(5) A violation of this section shall constitute irreparable harm for the purposes of injunctive relief.
(6) The remedies provided by this section are not exclusive and shall not preclude the tenant from pursuing any other remedy at law or equity which the tenant may have.
Fla.Stat. Sec. 180.135 (1991)--Utility services provides in part:

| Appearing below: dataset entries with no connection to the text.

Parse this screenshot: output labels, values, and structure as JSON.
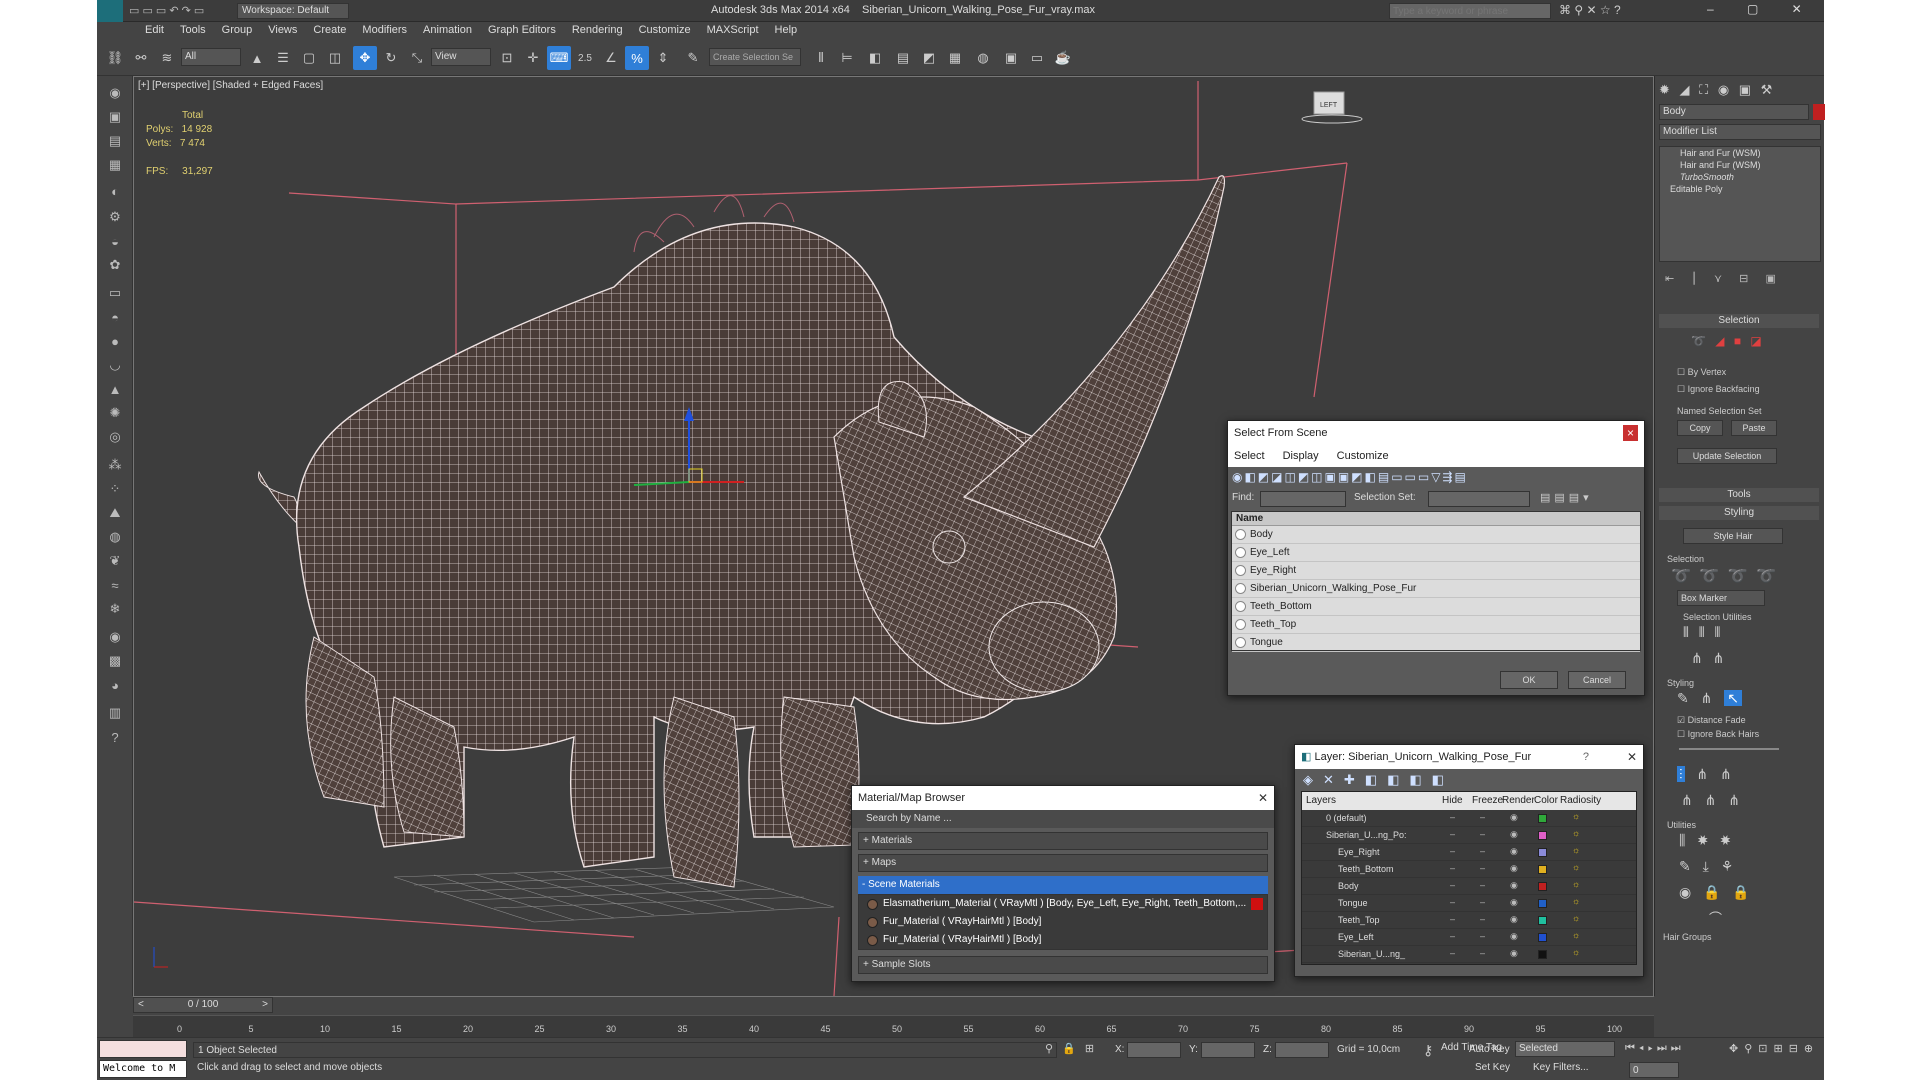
{
  "title": {
    "workspace": "Workspace: Default",
    "app": "Autodesk 3ds Max  2014 x64",
    "file": "Siberian_Unicorn_Walking_Pose_Fur_vray.max",
    "search_placeholder": "Type a keyword or phrase"
  },
  "menu": [
    "Edit",
    "Tools",
    "Group",
    "Views",
    "Create",
    "Modifiers",
    "Animation",
    "Graph Editors",
    "Rendering",
    "Customize",
    "MAXScript",
    "Help"
  ],
  "toolbar": {
    "filter": "All",
    "ref_coord": "View",
    "snap_val": "2.5",
    "selset": "Create Selection Se"
  },
  "viewport": {
    "label": "[+] [Perspective] [Shaded + Edged Faces]",
    "stats_total": "Total",
    "polys_label": "Polys:",
    "polys": "14 928",
    "verts_label": "Verts:",
    "verts": "7 474",
    "fps_label": "FPS:",
    "fps": "31,297"
  },
  "cmd": {
    "object_name": "Body",
    "modifier_list": "Modifier List",
    "stack": [
      "Hair and Fur (WSM)",
      "Hair and Fur (WSM)",
      "TurboSmooth",
      "Editable Poly"
    ],
    "selection_hdr": "Selection",
    "by_vertex": "By Vertex",
    "ignore_backfacing": "Ignore Backfacing",
    "named_sel": "Named Selection Set",
    "copy": "Copy",
    "paste": "Paste",
    "update_sel": "Update Selection",
    "tools_hdr": "Tools",
    "styling_hdr": "Styling",
    "style_hair": "Style Hair",
    "selection_sub": "Selection",
    "box_marker": "Box Marker",
    "sel_utils": "Selection Utilities",
    "styling_sub": "Styling",
    "distance_fade": "Distance Fade",
    "ignore_back_hairs": "Ignore Back Hairs",
    "utilities": "Utilities",
    "hair_groups": "Hair Groups"
  },
  "select_from_scene": {
    "title": "Select From Scene",
    "menus": [
      "Select",
      "Display",
      "Customize"
    ],
    "find": "Find:",
    "selection_set": "Selection Set:",
    "col_name": "Name",
    "items": [
      "Body",
      "Eye_Left",
      "Eye_Right",
      "Siberian_Unicorn_Walking_Pose_Fur",
      "Teeth_Bottom",
      "Teeth_Top",
      "Tongue"
    ],
    "ok": "OK",
    "cancel": "Cancel"
  },
  "material_browser": {
    "title": "Material/Map Browser",
    "search": "Search by Name ...",
    "materials": "+ Materials",
    "maps": "+ Maps",
    "scene_materials": "- Scene Materials",
    "entries": [
      "Elasmatherium_Material  ( VRayMtl ) [Body, Eye_Left, Eye_Right, Teeth_Bottom,...",
      "Fur_Material  ( VRayHairMtl ) [Body]",
      "Fur_Material  ( VRayHairMtl ) [Body]"
    ],
    "sample_slots": "+ Sample Slots"
  },
  "layer_dialog": {
    "title": "Layer: Siberian_Unicorn_Walking_Pose_Fur",
    "help": "?",
    "cols": [
      "Layers",
      "Hide",
      "Freeze",
      "Render",
      "Color",
      "Radiosity"
    ],
    "rows": [
      {
        "name": "0 (default)",
        "color": "#2fa83a"
      },
      {
        "name": "Siberian_U...ng_Po:",
        "color": "#e05fc8"
      },
      {
        "name": "Eye_Right",
        "color": "#8a8ad8"
      },
      {
        "name": "Teeth_Bottom",
        "color": "#e0b020"
      },
      {
        "name": "Body",
        "color": "#c02020"
      },
      {
        "name": "Tongue",
        "color": "#2060c8"
      },
      {
        "name": "Teeth_Top",
        "color": "#20c0a0"
      },
      {
        "name": "Eye_Left",
        "color": "#2050d0"
      },
      {
        "name": "Siberian_U...ng_",
        "color": "#111111"
      }
    ]
  },
  "timeline": {
    "frame": "0 / 100",
    "ticks": [
      "0",
      "5",
      "10",
      "15",
      "20",
      "25",
      "30",
      "35",
      "40",
      "45",
      "50",
      "55",
      "60",
      "65",
      "70",
      "75",
      "80",
      "85",
      "90",
      "95",
      "100"
    ]
  },
  "status": {
    "welcome": "Welcome to M",
    "selected": "1 Object Selected",
    "prompt": "Click and drag to select and move objects",
    "x": "X:",
    "y": "Y:",
    "z": "Z:",
    "grid": "Grid = 10,0cm",
    "auto_key": "Auto Key",
    "selected_dd": "Selected",
    "set_key": "Set Key",
    "key_filters": "Key Filters...",
    "add_time_tag": "Add Time Tag",
    "frame_field": "0"
  },
  "colors": {
    "accent": "#2f7fd8",
    "viewport_bg": "#3d3d3d",
    "wire": "#f0e6e6",
    "box": "#d06070",
    "scene_sel": "#2f6fc9"
  }
}
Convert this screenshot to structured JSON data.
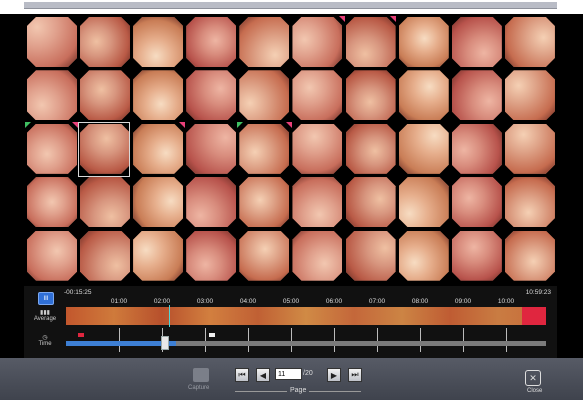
{
  "timeline": {
    "start_time": "-00:15:25",
    "end_time": "10:59:23",
    "ticks": [
      "01:00",
      "02:00",
      "03:00",
      "04:00",
      "05:00",
      "06:00",
      "07:00",
      "08:00",
      "09:00",
      "10:00"
    ],
    "view_button": "III",
    "average_label": "Average",
    "time_label": "Time"
  },
  "toolbar": {
    "capture_label": "Capture",
    "current_page": "11",
    "total_pages": "/20",
    "page_label": "Page",
    "close_label": "Close"
  },
  "colors": {
    "tissue_base": "#d98f80",
    "marker_red": "#e8407a",
    "marker_green": "#3fbf62",
    "timeline_blue": "#3d7fd4",
    "bleeding_red": "#e0263f"
  },
  "icons": [
    "first-page-icon",
    "prev-page-icon",
    "next-page-icon",
    "last-page-icon",
    "close-icon",
    "camera-icon",
    "clock-icon",
    "bars-icon"
  ]
}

(1) (a) Any other provision of law to the contrary notwithstanding, no municipality may refuse services or discontinue utility, water, or sewer services to the owner of any rental unit or to a tenant or prospective tenant of such rental unit for nonpayment of service charges incurred by a former occupant of the rental unit; any such unpaid service charges incurred by a former occupant will not be the basis for any lien against the rental property or legal action against the present tenant or owner to recover such charges except to the extent that the present tenant or owner has benefitted directly from the service provided to the former occupant.
(2) The provisions of this section may not be waived through any contractual arrangement between a municipality and a landlord whereby the landlord agrees to be responsible for a tenant's or future tenant's payment of service charges.
(4) In any case where a tenant subject to part II of chapter 83 [Residential Tenancies] does not make payment for service charges to a municipality for the provision of utility, water, or sewer services, the landlord may thereupon commence eviction proceedings. Nothing in this section shall be construed to prohibit a municipality from discontinuing service to a tenant who is in arrears 30 days or more, or as required by bond covenant.
Fla.Stat. Secs. 83.51 (1982), 83.54 (1973) and 83.59 (1982)
Effective October 1, 1987, eleven months after DiMassimo, the landlord's inability to use utility cutoff as constructive eviction was codified in Fla.Stat. Sec. 83.67 (1991). See also recent changes in Fla.Stat. ch. 180.135 (1988)
Appellees argue that there was no contract--express or implied--granting James a property interest. The City alleges that James's landlord never had a water service contract with the City and, although Chen had such a contract, James received no third-party implied benefit from Chen's contract. This is irrelevant. The DiMassimo court recognized that Florida law provided a property interest in utility service even where the tenant had no contract with the utility provider. 805 F.2d at 1539. Compare Sterling v. Village of Maywood, 579 F.2d 1350, 1354 (7th Cir. 1978), cert. denied, 440 U.S. 913, 99 S. Ct. 1227, 59 L. Ed. 2d 462 (1979) (finding no protected interest in water service where tenant had no contract with utility and could point to no Illinois law providing tenant "with a legitimate claim of entitlement to water service")
The former Fifth Circuit has held that an ordinance giving a three-day notice to the owner or tenant prior to termination of water services was inadequate and violative of the Due Process Clause of the Fourteenth Amendment since it did not give pre-termination notice to the actual user and entitled the user to "federal judicial relief under the provisions of [42 U.S.C.] Section 1983." Davis v. Weir, 497 F.2d 139, 145 (5th Cir. 1974)
Section 180.135(3) of the Florida Statutes specifically contemplates a security deposit. Fla.Stat. Sec. 180.135(3) (West Supp.1993)
While James received one day less notice than the court required in DiMassimo, this distinction is not meaningful
In fact, James received an injunction against her landlady on October 26, the same day she filed an action in state court